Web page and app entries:
____________________

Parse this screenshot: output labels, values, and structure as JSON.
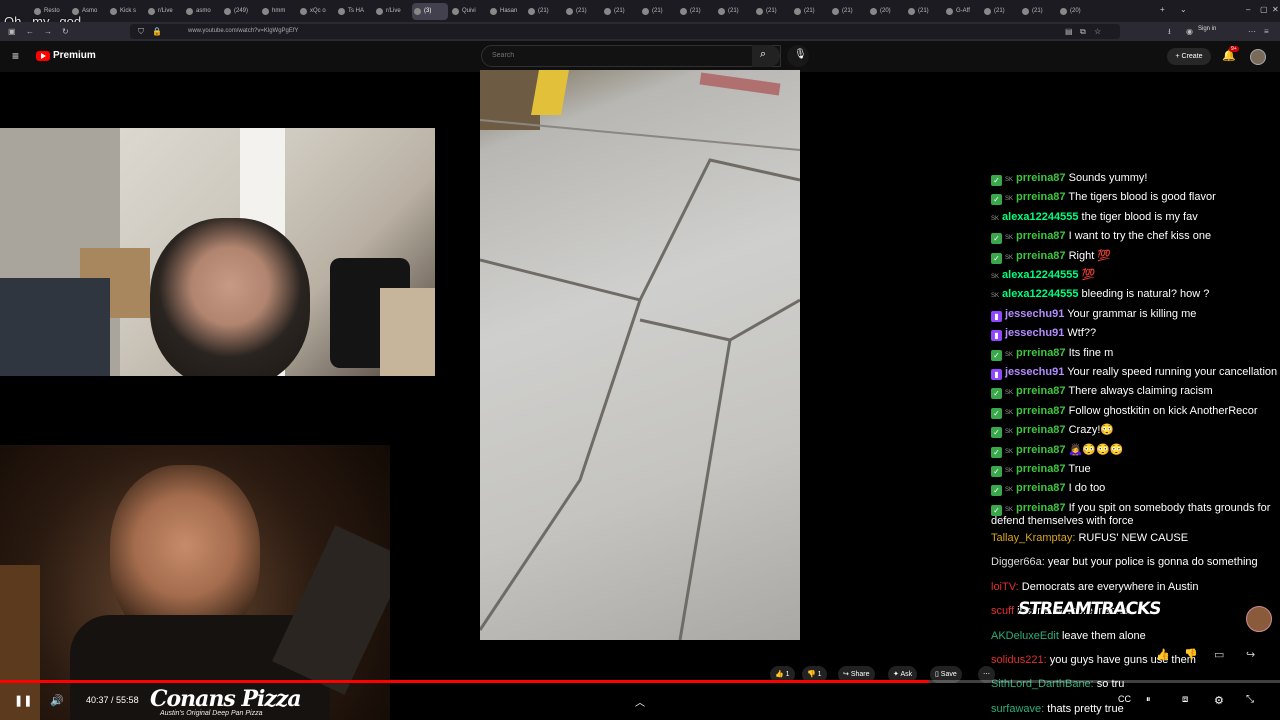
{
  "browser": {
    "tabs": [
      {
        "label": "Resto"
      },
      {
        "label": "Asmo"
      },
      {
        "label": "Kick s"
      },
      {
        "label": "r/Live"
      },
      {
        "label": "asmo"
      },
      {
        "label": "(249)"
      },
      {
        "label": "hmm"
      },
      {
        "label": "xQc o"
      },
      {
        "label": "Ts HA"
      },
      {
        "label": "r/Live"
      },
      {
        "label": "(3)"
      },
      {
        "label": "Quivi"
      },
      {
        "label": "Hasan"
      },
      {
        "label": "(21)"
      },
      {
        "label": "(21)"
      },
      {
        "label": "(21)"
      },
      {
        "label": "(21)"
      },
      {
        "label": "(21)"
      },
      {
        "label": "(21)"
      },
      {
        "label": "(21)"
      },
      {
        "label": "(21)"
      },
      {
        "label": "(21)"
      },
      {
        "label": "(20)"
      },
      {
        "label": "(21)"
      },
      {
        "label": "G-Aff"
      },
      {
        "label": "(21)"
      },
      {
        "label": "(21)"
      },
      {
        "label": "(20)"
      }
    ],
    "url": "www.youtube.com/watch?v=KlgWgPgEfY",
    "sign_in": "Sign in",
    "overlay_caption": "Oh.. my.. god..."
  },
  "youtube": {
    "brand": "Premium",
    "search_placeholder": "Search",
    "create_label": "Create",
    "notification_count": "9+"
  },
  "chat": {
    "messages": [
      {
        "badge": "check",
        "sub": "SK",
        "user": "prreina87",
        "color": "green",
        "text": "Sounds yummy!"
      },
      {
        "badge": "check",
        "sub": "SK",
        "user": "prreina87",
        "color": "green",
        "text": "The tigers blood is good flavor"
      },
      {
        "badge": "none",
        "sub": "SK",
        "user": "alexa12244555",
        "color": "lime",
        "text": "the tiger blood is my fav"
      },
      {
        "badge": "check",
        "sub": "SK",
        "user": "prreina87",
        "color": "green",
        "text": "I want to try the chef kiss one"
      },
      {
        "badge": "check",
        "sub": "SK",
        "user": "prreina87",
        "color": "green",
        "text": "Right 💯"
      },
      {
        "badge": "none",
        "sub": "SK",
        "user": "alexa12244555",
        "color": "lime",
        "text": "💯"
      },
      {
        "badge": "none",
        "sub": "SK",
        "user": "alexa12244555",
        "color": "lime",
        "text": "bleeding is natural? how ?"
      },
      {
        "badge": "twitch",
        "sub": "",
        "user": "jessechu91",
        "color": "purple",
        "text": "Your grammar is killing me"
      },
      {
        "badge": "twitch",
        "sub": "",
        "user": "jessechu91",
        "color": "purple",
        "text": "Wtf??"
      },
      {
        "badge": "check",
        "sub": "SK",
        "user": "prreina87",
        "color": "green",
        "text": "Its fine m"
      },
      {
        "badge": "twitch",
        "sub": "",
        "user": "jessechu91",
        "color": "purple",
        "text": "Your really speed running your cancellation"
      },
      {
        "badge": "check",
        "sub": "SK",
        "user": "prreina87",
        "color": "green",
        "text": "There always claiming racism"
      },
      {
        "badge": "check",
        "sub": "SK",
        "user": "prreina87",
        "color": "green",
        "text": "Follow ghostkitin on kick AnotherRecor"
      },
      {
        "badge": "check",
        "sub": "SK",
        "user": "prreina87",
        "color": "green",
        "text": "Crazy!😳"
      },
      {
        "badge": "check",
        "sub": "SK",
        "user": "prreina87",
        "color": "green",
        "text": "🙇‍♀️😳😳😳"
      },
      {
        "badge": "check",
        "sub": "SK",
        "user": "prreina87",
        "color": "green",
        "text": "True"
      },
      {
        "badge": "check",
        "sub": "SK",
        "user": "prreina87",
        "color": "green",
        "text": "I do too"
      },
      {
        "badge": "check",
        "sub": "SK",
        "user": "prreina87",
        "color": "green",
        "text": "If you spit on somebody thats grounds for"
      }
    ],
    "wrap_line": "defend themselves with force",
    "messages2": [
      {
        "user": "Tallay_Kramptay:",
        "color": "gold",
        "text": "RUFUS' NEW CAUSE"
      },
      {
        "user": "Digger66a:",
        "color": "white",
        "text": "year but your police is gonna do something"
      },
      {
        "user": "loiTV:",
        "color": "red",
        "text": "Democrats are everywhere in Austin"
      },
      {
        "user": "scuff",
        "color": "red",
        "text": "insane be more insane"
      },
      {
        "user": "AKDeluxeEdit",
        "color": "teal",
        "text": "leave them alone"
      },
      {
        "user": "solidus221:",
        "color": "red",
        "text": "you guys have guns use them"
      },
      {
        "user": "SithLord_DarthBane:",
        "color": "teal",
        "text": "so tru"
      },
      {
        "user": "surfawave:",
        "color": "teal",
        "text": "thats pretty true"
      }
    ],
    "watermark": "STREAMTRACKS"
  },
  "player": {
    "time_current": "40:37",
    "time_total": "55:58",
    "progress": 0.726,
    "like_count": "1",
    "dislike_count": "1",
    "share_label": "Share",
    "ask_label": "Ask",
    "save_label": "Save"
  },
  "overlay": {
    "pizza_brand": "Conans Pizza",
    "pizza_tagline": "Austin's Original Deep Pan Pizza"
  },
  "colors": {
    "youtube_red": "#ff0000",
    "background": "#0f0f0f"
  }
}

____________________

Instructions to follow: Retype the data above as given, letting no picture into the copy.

Final answer:
Parse this screenshot: output labels, values, and structure as JSON.
{
  "browser": {
    "tabs": [
      {
        "label": "Resto"
      },
      {
        "label": "Asmo"
      },
      {
        "label": "Kick s"
      },
      {
        "label": "r/Live"
      },
      {
        "label": "asmo"
      },
      {
        "label": "(249)"
      },
      {
        "label": "hmm"
      },
      {
        "label": "xQc o"
      },
      {
        "label": "Ts HA"
      },
      {
        "label": "r/Live"
      },
      {
        "label": "(3)"
      },
      {
        "label": "Quivi"
      },
      {
        "label": "Hasan"
      },
      {
        "label": "(21)"
      },
      {
        "label": "(21)"
      },
      {
        "label": "(21)"
      },
      {
        "label": "(21)"
      },
      {
        "label": "(21)"
      },
      {
        "label": "(21)"
      },
      {
        "label": "(21)"
      },
      {
        "label": "(21)"
      },
      {
        "label": "(21)"
      },
      {
        "label": "(20)"
      },
      {
        "label": "(21)"
      },
      {
        "label": "G-Aff"
      },
      {
        "label": "(21)"
      },
      {
        "label": "(21)"
      },
      {
        "label": "(20)"
      }
    ],
    "url": "www.youtube.com/watch?v=KlgWgPgEfY",
    "sign_in": "Sign in",
    "overlay_caption": "Oh.. my.. god..."
  },
  "youtube": {
    "brand": "Premium",
    "search_placeholder": "Search",
    "create_label": "Create",
    "notification_count": "9+"
  },
  "chat": {
    "messages": [
      {
        "badge": "check",
        "sub": "SK",
        "user": "prreina87",
        "color": "green",
        "text": "Sounds yummy!"
      },
      {
        "badge": "check",
        "sub": "SK",
        "user": "prreina87",
        "color": "green",
        "text": "The tigers blood is good flavor"
      },
      {
        "badge": "none",
        "sub": "SK",
        "user": "alexa12244555",
        "color": "lime",
        "text": "the tiger blood is my fav"
      },
      {
        "badge": "check",
        "sub": "SK",
        "user": "prreina87",
        "color": "green",
        "text": "I want to try the chef kiss one"
      },
      {
        "badge": "check",
        "sub": "SK",
        "user": "prreina87",
        "color": "green",
        "text": "Right 💯"
      },
      {
        "badge": "none",
        "sub": "SK",
        "user": "alexa12244555",
        "color": "lime",
        "text": "💯"
      },
      {
        "badge": "none",
        "sub": "SK",
        "user": "alexa12244555",
        "color": "lime",
        "text": "bleeding is natural? how ?"
      },
      {
        "badge": "twitch",
        "sub": "",
        "user": "jessechu91",
        "color": "purple",
        "text": "Your grammar is killing me"
      },
      {
        "badge": "twitch",
        "sub": "",
        "user": "jessechu91",
        "color": "purple",
        "text": "Wtf??"
      },
      {
        "badge": "check",
        "sub": "SK",
        "user": "prreina87",
        "color": "green",
        "text": "Its fine m"
      },
      {
        "badge": "twitch",
        "sub": "",
        "user": "jessechu91",
        "color": "purple",
        "text": "Your really speed running your cancellation"
      },
      {
        "badge": "check",
        "sub": "SK",
        "user": "prreina87",
        "color": "green",
        "text": "There always claiming racism"
      },
      {
        "badge": "check",
        "sub": "SK",
        "user": "prreina87",
        "color": "green",
        "text": "Follow ghostkitin on kick AnotherRecor"
      },
      {
        "badge": "check",
        "sub": "SK",
        "user": "prreina87",
        "color": "green",
        "text": "Crazy!😳"
      },
      {
        "badge": "check",
        "sub": "SK",
        "user": "prreina87",
        "color": "green",
        "text": "🙇‍♀️😳😳😳"
      },
      {
        "badge": "check",
        "sub": "SK",
        "user": "prreina87",
        "color": "green",
        "text": "True"
      },
      {
        "badge": "check",
        "sub": "SK",
        "user": "prreina87",
        "color": "green",
        "text": "I do too"
      },
      {
        "badge": "check",
        "sub": "SK",
        "user": "prreina87",
        "color": "green",
        "text": "If you spit on somebody thats grounds for"
      }
    ],
    "wrap_line": "defend themselves with force",
    "messages2": [
      {
        "user": "Tallay_Kramptay:",
        "color": "gold",
        "text": "RUFUS' NEW CAUSE"
      },
      {
        "user": "Digger66a:",
        "color": "white",
        "text": "year but your police is gonna do something"
      },
      {
        "user": "loiTV:",
        "color": "red",
        "text": "Democrats are everywhere in Austin"
      },
      {
        "user": "scuff",
        "color": "red",
        "text": "insane be more insane"
      },
      {
        "user": "AKDeluxeEdit",
        "color": "teal",
        "text": "leave them alone"
      },
      {
        "user": "solidus221:",
        "color": "red",
        "text": "you guys have guns use them"
      },
      {
        "user": "SithLord_DarthBane:",
        "color": "teal",
        "text": "so tru"
      },
      {
        "user": "surfawave:",
        "color": "teal",
        "text": "thats pretty true"
      }
    ],
    "watermark": "STREAMTRACKS"
  },
  "player": {
    "time_current": "40:37",
    "time_total": "55:58",
    "progress": 0.726,
    "like_count": "1",
    "dislike_count": "1",
    "share_label": "Share",
    "ask_label": "Ask",
    "save_label": "Save"
  },
  "overlay": {
    "pizza_brand": "Conans Pizza",
    "pizza_tagline": "Austin's Original Deep Pan Pizza"
  },
  "colors": {
    "youtube_red": "#ff0000",
    "background": "#0f0f0f"
  }
}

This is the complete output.